• What to do:
Every entry that follows must be written out exactly, apart from its pictures.

• Records for processing:
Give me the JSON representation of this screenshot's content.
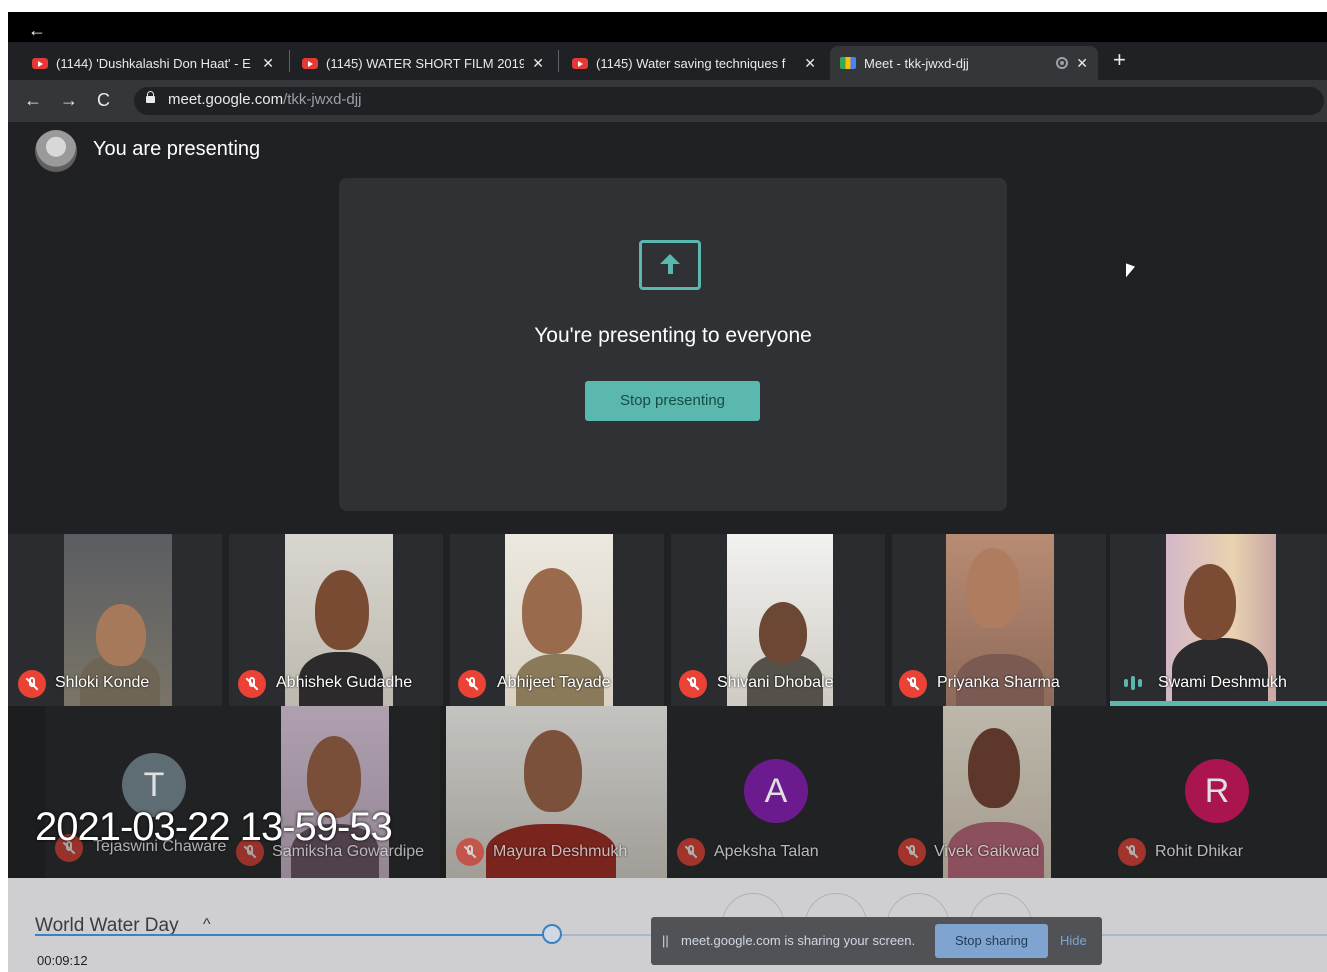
{
  "browser": {
    "back_glyph": "←",
    "tabs": [
      {
        "title": "(1144) 'Dushkalashi Don Haat' - E",
        "icon": "youtube-icon",
        "close": "✕"
      },
      {
        "title": "(1145) WATER SHORT FILM 2019",
        "icon": "youtube-icon",
        "close": "✕"
      },
      {
        "title": "(1145) Water saving techniques f",
        "icon": "youtube-icon",
        "close": "✕"
      },
      {
        "title": "Meet - tkk-jwxd-djj",
        "icon": "meet-icon",
        "close": "✕",
        "active": true
      }
    ],
    "new_tab": "+",
    "nav": {
      "back": "←",
      "forward": "→",
      "reload": "C"
    },
    "url_domain": "meet.google.com",
    "url_path": "/tkk-jwxd-djj"
  },
  "meet": {
    "presenting_label": "You are presenting",
    "present_message": "You're presenting to everyone",
    "stop_presenting": "Stop presenting",
    "accent": "#5bb8ae",
    "participants_row1": [
      {
        "name": "Shloki Konde",
        "muted": true
      },
      {
        "name": "Abhishek Gudadhe",
        "muted": true
      },
      {
        "name": "Abhijeet Tayade",
        "muted": true
      },
      {
        "name": "Shivani Dhobale",
        "muted": true
      },
      {
        "name": "Priyanka Sharma",
        "muted": true
      },
      {
        "name": "Swami Deshmukh",
        "muted": false,
        "speaking": true
      }
    ],
    "participants_row2": [
      {
        "name": "Tejaswini Chaware",
        "muted": true,
        "avatar_letter": "T",
        "avatar_color": "#6b7c85"
      },
      {
        "name": "Samiksha Gowardipe",
        "muted": true
      },
      {
        "name": "Mayura Deshmukh",
        "muted": true
      },
      {
        "name": "Apeksha Talan",
        "muted": true,
        "avatar_letter": "A",
        "avatar_color": "#7b1fa2"
      },
      {
        "name": "Vivek Gaikwad",
        "muted": true
      },
      {
        "name": "Rohit Dhikar",
        "muted": true,
        "avatar_letter": "R",
        "avatar_color": "#c2185b"
      }
    ]
  },
  "overlay_timestamp": "2021-03-22 13-59-53",
  "player": {
    "title": "World Water Day",
    "chevron": "^",
    "elapsed": "00:09:12",
    "progress_fraction": 0.4
  },
  "share_bar": {
    "pause_glyph": "||",
    "message": "meet.google.com is sharing your screen.",
    "stop_sharing": "Stop sharing",
    "hide": "Hide"
  }
}
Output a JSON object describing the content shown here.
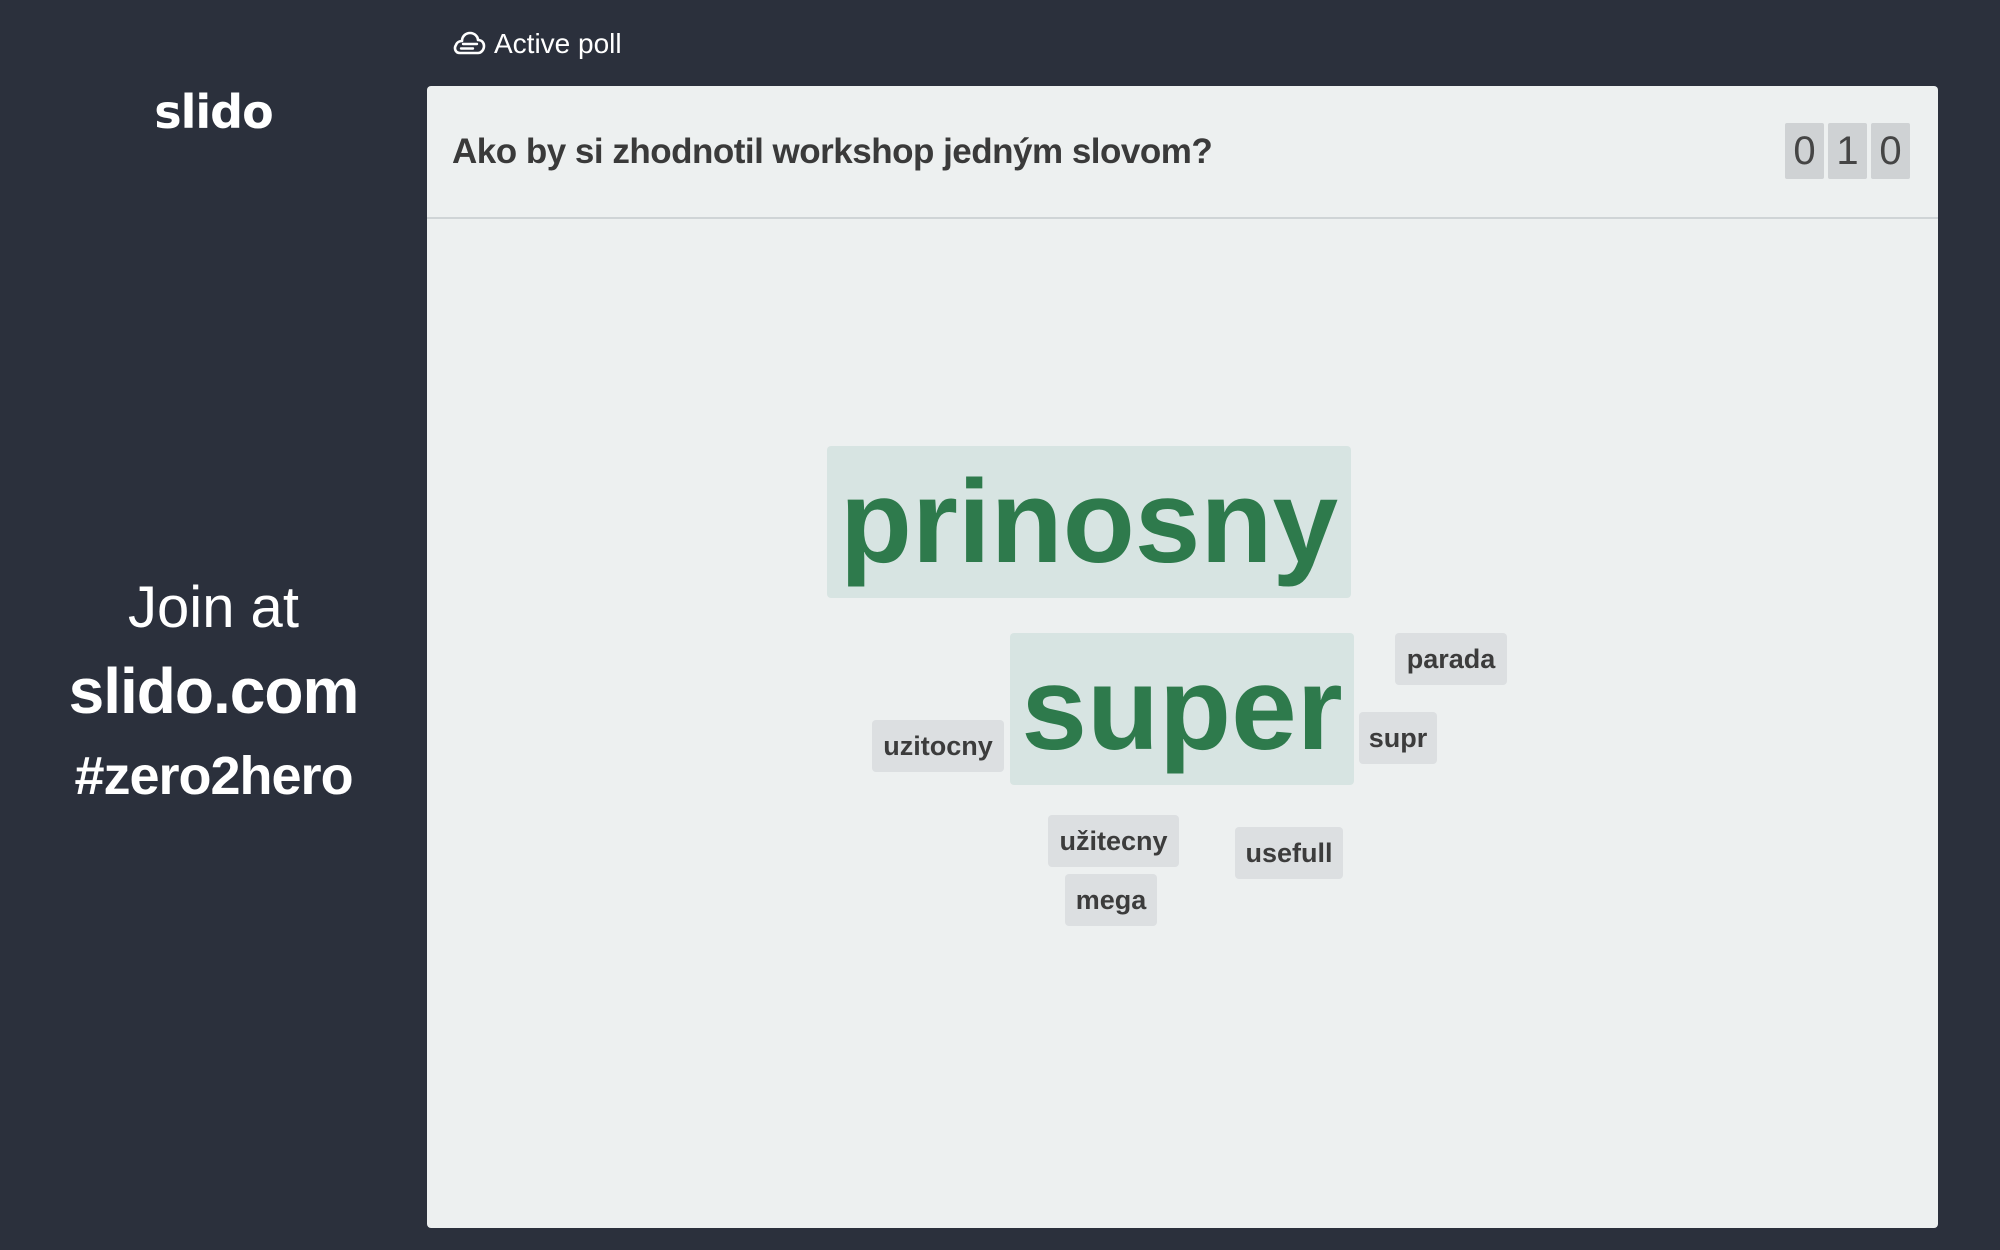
{
  "brand": {
    "logo": "slido"
  },
  "join": {
    "label": "Join at",
    "url": "slido.com",
    "code": "#zero2hero"
  },
  "status": {
    "label": "Active poll",
    "icon": "poll-cloud-icon"
  },
  "poll": {
    "question": "Ako by si zhodnotil workshop jedným slovom?",
    "participant_count_digits": [
      "0",
      "1",
      "0"
    ]
  },
  "word_cloud": {
    "accent_color": "#2e7a4c",
    "words": [
      {
        "text": "prinosny",
        "emphasis": "large"
      },
      {
        "text": "super",
        "emphasis": "large"
      },
      {
        "text": "parada",
        "emphasis": "small"
      },
      {
        "text": "uzitocny",
        "emphasis": "small"
      },
      {
        "text": "supr",
        "emphasis": "small"
      },
      {
        "text": "užitecny",
        "emphasis": "small"
      },
      {
        "text": "usefull",
        "emphasis": "small"
      },
      {
        "text": "mega",
        "emphasis": "small"
      }
    ]
  }
}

• Solved problem:
Give me the JSON representation of this screenshot's content.
{
  "browser": {
    "back_glyph": "←",
    "tabs": [
      {
        "title": "(1144) 'Dushkalashi Don Haat' - E",
        "icon": "youtube-icon",
        "close": "✕"
      },
      {
        "title": "(1145) WATER SHORT FILM 2019",
        "icon": "youtube-icon",
        "close": "✕"
      },
      {
        "title": "(1145) Water saving techniques f",
        "icon": "youtube-icon",
        "close": "✕"
      },
      {
        "title": "Meet - tkk-jwxd-djj",
        "icon": "meet-icon",
        "close": "✕",
        "active": true
      }
    ],
    "new_tab": "+",
    "nav": {
      "back": "←",
      "forward": "→",
      "reload": "C"
    },
    "url_domain": "meet.google.com",
    "url_path": "/tkk-jwxd-djj"
  },
  "meet": {
    "presenting_label": "You are presenting",
    "present_message": "You're presenting to everyone",
    "stop_presenting": "Stop presenting",
    "accent": "#5bb8ae",
    "participants_row1": [
      {
        "name": "Shloki Konde",
        "muted": true
      },
      {
        "name": "Abhishek Gudadhe",
        "muted": true
      },
      {
        "name": "Abhijeet Tayade",
        "muted": true
      },
      {
        "name": "Shivani Dhobale",
        "muted": true
      },
      {
        "name": "Priyanka Sharma",
        "muted": true
      },
      {
        "name": "Swami Deshmukh",
        "muted": false,
        "speaking": true
      }
    ],
    "participants_row2": [
      {
        "name": "Tejaswini Chaware",
        "muted": true,
        "avatar_letter": "T",
        "avatar_color": "#6b7c85"
      },
      {
        "name": "Samiksha Gowardipe",
        "muted": true
      },
      {
        "name": "Mayura Deshmukh",
        "muted": true
      },
      {
        "name": "Apeksha Talan",
        "muted": true,
        "avatar_letter": "A",
        "avatar_color": "#7b1fa2"
      },
      {
        "name": "Vivek Gaikwad",
        "muted": true
      },
      {
        "name": "Rohit Dhikar",
        "muted": true,
        "avatar_letter": "R",
        "avatar_color": "#c2185b"
      }
    ]
  },
  "overlay_timestamp": "2021-03-22 13-59-53",
  "player": {
    "title": "World Water Day",
    "chevron": "^",
    "elapsed": "00:09:12",
    "progress_fraction": 0.4
  },
  "share_bar": {
    "pause_glyph": "||",
    "message": "meet.google.com is sharing your screen.",
    "stop_sharing": "Stop sharing",
    "hide": "Hide"
  }
}
Output a JSON object describing the content shown here.
{
  "brand": {
    "logo": "slido"
  },
  "join": {
    "label": "Join at",
    "url": "slido.com",
    "code": "#zero2hero"
  },
  "status": {
    "label": "Active poll",
    "icon": "poll-cloud-icon"
  },
  "poll": {
    "question": "Ako by si zhodnotil workshop jedným slovom?",
    "participant_count_digits": [
      "0",
      "1",
      "0"
    ]
  },
  "word_cloud": {
    "accent_color": "#2e7a4c",
    "words": [
      {
        "text": "prinosny",
        "emphasis": "large"
      },
      {
        "text": "super",
        "emphasis": "large"
      },
      {
        "text": "parada",
        "emphasis": "small"
      },
      {
        "text": "uzitocny",
        "emphasis": "small"
      },
      {
        "text": "supr",
        "emphasis": "small"
      },
      {
        "text": "užitecny",
        "emphasis": "small"
      },
      {
        "text": "usefull",
        "emphasis": "small"
      },
      {
        "text": "mega",
        "emphasis": "small"
      }
    ]
  }
}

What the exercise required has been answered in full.